However, some things have sadly remained the same. The media coverage, for example, has largely consisted on regurgitating the government line and especially urging Kenyans to desist from sharing information that the state has not verified. This has been taken to ridiculous extremes, with analysts on one TV news station warning that terming the attack a terrorist act before the government declares it to be one is aiding the terrorists. On social media, there is talk of the circulation of fake pictures and news as well as constant admonitions against sharing anything. As KTN's Lindah Oguttu put it, "the less you say, the better". 

Given the country's long familiarity with attacks, especially since 2011, you would think that Kenyans would have figured out a way to talk about and around ongoing operations against terrorists. Yet across both mainstream and social media, the message is the same - follow the government's lead. This is despite the state's equally long record of lying and obfuscation during and after terrorist attacks. Rather than keeping the public informed, its primary goal has been to deflect any criticism and pre-empt any calls for accountability.
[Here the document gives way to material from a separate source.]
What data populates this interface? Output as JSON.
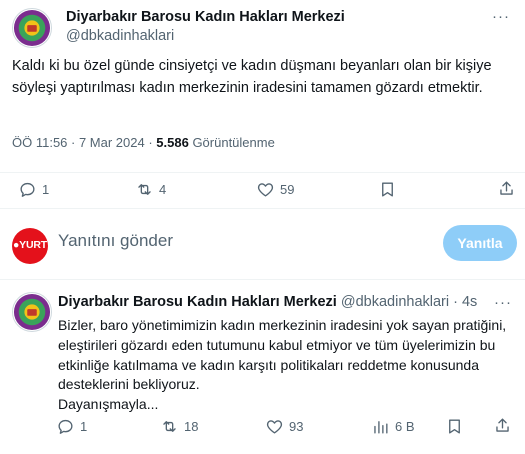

For example, nearly everything government officials said about Westgate turned out to be false. In fact, while the attack itself was done and the attackers either dead or had escaped by the evening of the first day, the security forces maintained an elaborate fiction of fighting terrorists while they systematically looted the mall for three days.

Today's attack comes on the third anniversary of the sacking of a camp manned by the Kenyan contingent of the African Union Mission in Somalia during which at least 173 Kenyan troops were killed. Once again, the government's rendition of the facts surrounding the attack turned out to be largely a work of fiction. To date, it has refused to disclose the exact number of casualties and its initial descriptions of facing 3 massive truck bombs and "truckloads of suicide bombers" were designed to exaggerate the scale of the attack  in order to explain away the fact that the camp had been overrun.

It is thus clear that the government cannot be trusted to provide accurate information on terror attacks. While it is equally true that the unmitigated spread of information among citizens, especially through  social media, can harm security operations, when the government makes appeals for restraint, it is hard not to think of its past lies and to wonder what it is trying to hide this time.

Thus a discussion of how better to report on, or speak about, ongoing operations against terrorists must begin with addressing the state's mendacity. For as long as the government refuses to consistently deal truthfully and honestly with its citizens, it will be folly to ask them to ignore their suspicions of its motives. In any case, the idea that following an attack, citizens must suspend their thinking faculties, and blindly and unquestioningly support the government's every whim, is the very definition of being terrorized.

And it is not a very smart thing to do either.